Nothing in the listing should differ in your copy; retype it all exactly.

+ + + + + + +

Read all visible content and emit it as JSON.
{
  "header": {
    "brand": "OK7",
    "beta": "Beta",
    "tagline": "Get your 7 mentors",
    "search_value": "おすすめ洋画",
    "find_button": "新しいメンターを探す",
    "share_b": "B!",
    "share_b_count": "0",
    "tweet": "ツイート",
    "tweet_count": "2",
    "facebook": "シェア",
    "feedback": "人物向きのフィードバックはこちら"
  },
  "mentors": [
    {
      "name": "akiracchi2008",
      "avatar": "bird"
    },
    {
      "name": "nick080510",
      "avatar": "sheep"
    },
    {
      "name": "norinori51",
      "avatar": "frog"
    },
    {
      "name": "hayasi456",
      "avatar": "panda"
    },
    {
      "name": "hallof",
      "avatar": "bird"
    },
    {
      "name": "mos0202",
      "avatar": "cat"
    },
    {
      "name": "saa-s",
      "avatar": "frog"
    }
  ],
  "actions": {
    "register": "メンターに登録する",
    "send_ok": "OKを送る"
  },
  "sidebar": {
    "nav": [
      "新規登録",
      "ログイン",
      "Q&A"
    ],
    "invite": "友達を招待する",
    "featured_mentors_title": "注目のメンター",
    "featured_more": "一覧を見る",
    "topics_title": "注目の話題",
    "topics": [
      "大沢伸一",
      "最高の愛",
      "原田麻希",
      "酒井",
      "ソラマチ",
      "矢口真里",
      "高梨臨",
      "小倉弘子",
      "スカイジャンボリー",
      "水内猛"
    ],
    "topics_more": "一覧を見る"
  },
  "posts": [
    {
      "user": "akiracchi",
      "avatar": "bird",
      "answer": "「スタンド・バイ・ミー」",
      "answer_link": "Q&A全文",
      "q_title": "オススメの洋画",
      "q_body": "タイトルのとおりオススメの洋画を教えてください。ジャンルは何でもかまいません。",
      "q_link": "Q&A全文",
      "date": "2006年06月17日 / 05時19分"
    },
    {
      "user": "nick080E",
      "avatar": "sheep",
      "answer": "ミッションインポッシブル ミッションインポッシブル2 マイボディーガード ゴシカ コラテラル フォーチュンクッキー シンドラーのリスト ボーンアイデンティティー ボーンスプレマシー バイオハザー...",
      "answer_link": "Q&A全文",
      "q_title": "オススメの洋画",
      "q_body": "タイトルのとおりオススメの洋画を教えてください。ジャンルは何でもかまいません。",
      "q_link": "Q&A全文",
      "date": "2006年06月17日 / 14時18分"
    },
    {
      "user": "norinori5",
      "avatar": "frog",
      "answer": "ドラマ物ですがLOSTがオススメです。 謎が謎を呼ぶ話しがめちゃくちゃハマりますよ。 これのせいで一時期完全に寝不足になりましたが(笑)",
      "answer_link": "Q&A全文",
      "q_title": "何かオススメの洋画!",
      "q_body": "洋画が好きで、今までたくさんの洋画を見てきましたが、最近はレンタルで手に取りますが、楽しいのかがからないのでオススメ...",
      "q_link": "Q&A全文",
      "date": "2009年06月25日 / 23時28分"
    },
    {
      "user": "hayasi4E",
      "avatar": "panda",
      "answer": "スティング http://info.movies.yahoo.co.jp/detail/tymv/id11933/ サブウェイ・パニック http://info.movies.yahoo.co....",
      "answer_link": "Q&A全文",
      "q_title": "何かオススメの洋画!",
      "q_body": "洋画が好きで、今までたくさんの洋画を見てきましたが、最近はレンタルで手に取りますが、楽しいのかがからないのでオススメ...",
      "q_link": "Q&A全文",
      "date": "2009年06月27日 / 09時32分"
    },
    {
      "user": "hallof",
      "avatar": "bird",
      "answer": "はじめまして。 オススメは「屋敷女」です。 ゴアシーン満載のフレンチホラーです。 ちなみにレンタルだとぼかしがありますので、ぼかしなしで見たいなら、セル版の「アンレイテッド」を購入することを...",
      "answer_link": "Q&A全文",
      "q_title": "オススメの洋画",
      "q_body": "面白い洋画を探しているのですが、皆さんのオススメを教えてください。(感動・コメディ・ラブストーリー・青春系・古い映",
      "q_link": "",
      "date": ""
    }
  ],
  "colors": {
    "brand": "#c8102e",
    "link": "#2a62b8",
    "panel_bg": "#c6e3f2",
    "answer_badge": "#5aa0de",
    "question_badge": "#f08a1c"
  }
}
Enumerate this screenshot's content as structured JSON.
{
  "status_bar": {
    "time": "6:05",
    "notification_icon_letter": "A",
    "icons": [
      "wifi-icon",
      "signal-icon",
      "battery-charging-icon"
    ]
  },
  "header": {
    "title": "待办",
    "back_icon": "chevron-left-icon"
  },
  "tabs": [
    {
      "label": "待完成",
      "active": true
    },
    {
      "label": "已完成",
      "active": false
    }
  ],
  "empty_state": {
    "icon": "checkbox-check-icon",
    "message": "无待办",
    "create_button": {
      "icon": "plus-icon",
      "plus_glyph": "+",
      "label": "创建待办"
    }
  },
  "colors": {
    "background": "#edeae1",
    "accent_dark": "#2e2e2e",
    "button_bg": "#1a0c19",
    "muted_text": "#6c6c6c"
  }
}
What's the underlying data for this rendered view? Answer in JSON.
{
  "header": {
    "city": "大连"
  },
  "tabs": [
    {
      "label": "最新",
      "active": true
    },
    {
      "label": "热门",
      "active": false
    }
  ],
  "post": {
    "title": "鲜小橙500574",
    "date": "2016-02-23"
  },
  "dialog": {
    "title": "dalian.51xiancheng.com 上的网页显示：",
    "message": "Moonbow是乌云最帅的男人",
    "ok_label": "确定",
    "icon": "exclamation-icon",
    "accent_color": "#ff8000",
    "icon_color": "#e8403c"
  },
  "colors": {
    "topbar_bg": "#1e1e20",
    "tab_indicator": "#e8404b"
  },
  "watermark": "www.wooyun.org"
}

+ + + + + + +

**Output**
Read all visible content and emit it as JSON.
{
  "header": {
    "brand": "OK7",
    "beta": "Beta",
    "tagline": "Get your 7 mentors",
    "search_value": "おすすめ洋画",
    "find_button": "新しいメンターを探す",
    "share_b": "B!",
    "share_b_count": "0",
    "tweet": "ツイート",
    "tweet_count": "2",
    "facebook": "シェア",
    "feedback": "人物向きのフィードバックはこちら"
  },
  "mentors": [
    {
      "name": "akiracchi2008",
      "avatar": "bird"
    },
    {
      "name": "nick080510",
      "avatar": "sheep"
    },
    {
      "name": "norinori51",
      "avatar": "frog"
    },
    {
      "name": "hayasi456",
      "avatar": "panda"
    },
    {
      "name": "hallof",
      "avatar": "bird"
    },
    {
      "name": "mos0202",
      "avatar": "cat"
    },
    {
      "name": "saa-s",
      "avatar": "frog"
    }
  ],
  "actions": {
    "register": "メンターに登録する",
    "send_ok": "OKを送る"
  },
  "sidebar": {
    "nav": [
      "新規登録",
      "ログイン",
      "Q&A"
    ],
    "invite": "友達を招待する",
    "featured_mentors_title": "注目のメンター",
    "featured_more": "一覧を見る",
    "topics_title": "注目の話題",
    "topics": [
      "大沢伸一",
      "最高の愛",
      "原田麻希",
      "酒井",
      "ソラマチ",
      "矢口真里",
      "高梨臨",
      "小倉弘子",
      "スカイジャンボリー",
      "水内猛"
    ],
    "topics_more": "一覧を見る"
  },
  "posts": [
    {
      "user": "akiracchi",
      "avatar": "bird",
      "answer": "「スタンド・バイ・ミー」",
      "answer_link": "Q&A全文",
      "q_title": "オススメの洋画",
      "q_body": "タイトルのとおりオススメの洋画を教えてください。ジャンルは何でもかまいません。",
      "q_link": "Q&A全文",
      "date": "2006年06月17日 / 05時19分"
    },
    {
      "user": "nick080E",
      "avatar": "sheep",
      "answer": "ミッションインポッシブル ミッションインポッシブル2 マイボディーガード ゴシカ コラテラル フォーチュンクッキー シンドラーのリスト ボーンアイデンティティー ボーンスプレマシー バイオハザー...",
      "answer_link": "Q&A全文",
      "q_title": "オススメの洋画",
      "q_body": "タイトルのとおりオススメの洋画を教えてください。ジャンルは何でもかまいません。",
      "q_link": "Q&A全文",
      "date": "2006年06月17日 / 14時18分"
    },
    {
      "user": "norinori5",
      "avatar": "frog",
      "answer": "ドラマ物ですがLOSTがオススメです。 謎が謎を呼ぶ話しがめちゃくちゃハマりますよ。 これのせいで一時期完全に寝不足になりましたが(笑)",
      "answer_link": "Q&A全文",
      "q_title": "何かオススメの洋画!",
      "q_body": "洋画が好きで、今までたくさんの洋画を見てきましたが、最近はレンタルで手に取りますが、楽しいのかがからないのでオススメ...",
      "q_link": "Q&A全文",
      "date": "2009年06月25日 / 23時28分"
    },
    {
      "user": "hayasi4E",
      "avatar": "panda",
      "answer": "スティング http://info.movies.yahoo.co.jp/detail/tymv/id11933/ サブウェイ・パニック http://info.movies.yahoo.co....",
      "answer_link": "Q&A全文",
      "q_title": "何かオススメの洋画!",
      "q_body": "洋画が好きで、今までたくさんの洋画を見てきましたが、最近はレンタルで手に取りますが、楽しいのかがからないのでオススメ...",
      "q_link": "Q&A全文",
      "date": "2009年06月27日 / 09時32分"
    },
    {
      "user": "hallof",
      "avatar": "bird",
      "answer": "はじめまして。 オススメは「屋敷女」です。 ゴアシーン満載のフレンチホラーです。 ちなみにレンタルだとぼかしがありますので、ぼかしなしで見たいなら、セル版の「アンレイテッド」を購入することを...",
      "answer_link": "Q&A全文",
      "q_title": "オススメの洋画",
      "q_body": "面白い洋画を探しているのですが、皆さんのオススメを教えてください。(感動・コメディ・ラブストーリー・青春系・古い映",
      "q_link": "",
      "date": ""
    }
  ],
  "colors": {
    "brand": "#c8102e",
    "link": "#2a62b8",
    "panel_bg": "#c6e3f2",
    "answer_badge": "#5aa0de",
    "question_badge": "#f08a1c"
  }
}
Enumerate this screenshot's content as structured JSON.
{
  "status_bar": {
    "time": "6:05",
    "notification_icon_letter": "A",
    "icons": [
      "wifi-icon",
      "signal-icon",
      "battery-charging-icon"
    ]
  },
  "header": {
    "title": "待办",
    "back_icon": "chevron-left-icon"
  },
  "tabs": [
    {
      "label": "待完成",
      "active": true
    },
    {
      "label": "已完成",
      "active": false
    }
  ],
  "empty_state": {
    "icon": "checkbox-check-icon",
    "message": "无待办",
    "create_button": {
      "icon": "plus-icon",
      "plus_glyph": "+",
      "label": "创建待办"
    }
  },
  "colors": {
    "background": "#edeae1",
    "accent_dark": "#2e2e2e",
    "button_bg": "#1a0c19",
    "muted_text": "#6c6c6c"
  }
}
What's the underlying data for this rendered view? Answer in JSON.
{
  "header": {
    "city": "大连"
  },
  "tabs": [
    {
      "label": "最新",
      "active": true
    },
    {
      "label": "热门",
      "active": false
    }
  ],
  "post": {
    "title": "鲜小橙500574",
    "date": "2016-02-23"
  },
  "dialog": {
    "title": "dalian.51xiancheng.com 上的网页显示：",
    "message": "Moonbow是乌云最帅的男人",
    "ok_label": "确定",
    "icon": "exclamation-icon",
    "accent_color": "#ff8000",
    "icon_color": "#e8403c"
  },
  "colors": {
    "topbar_bg": "#1e1e20",
    "tab_indicator": "#e8404b"
  },
  "watermark": "www.wooyun.org"
}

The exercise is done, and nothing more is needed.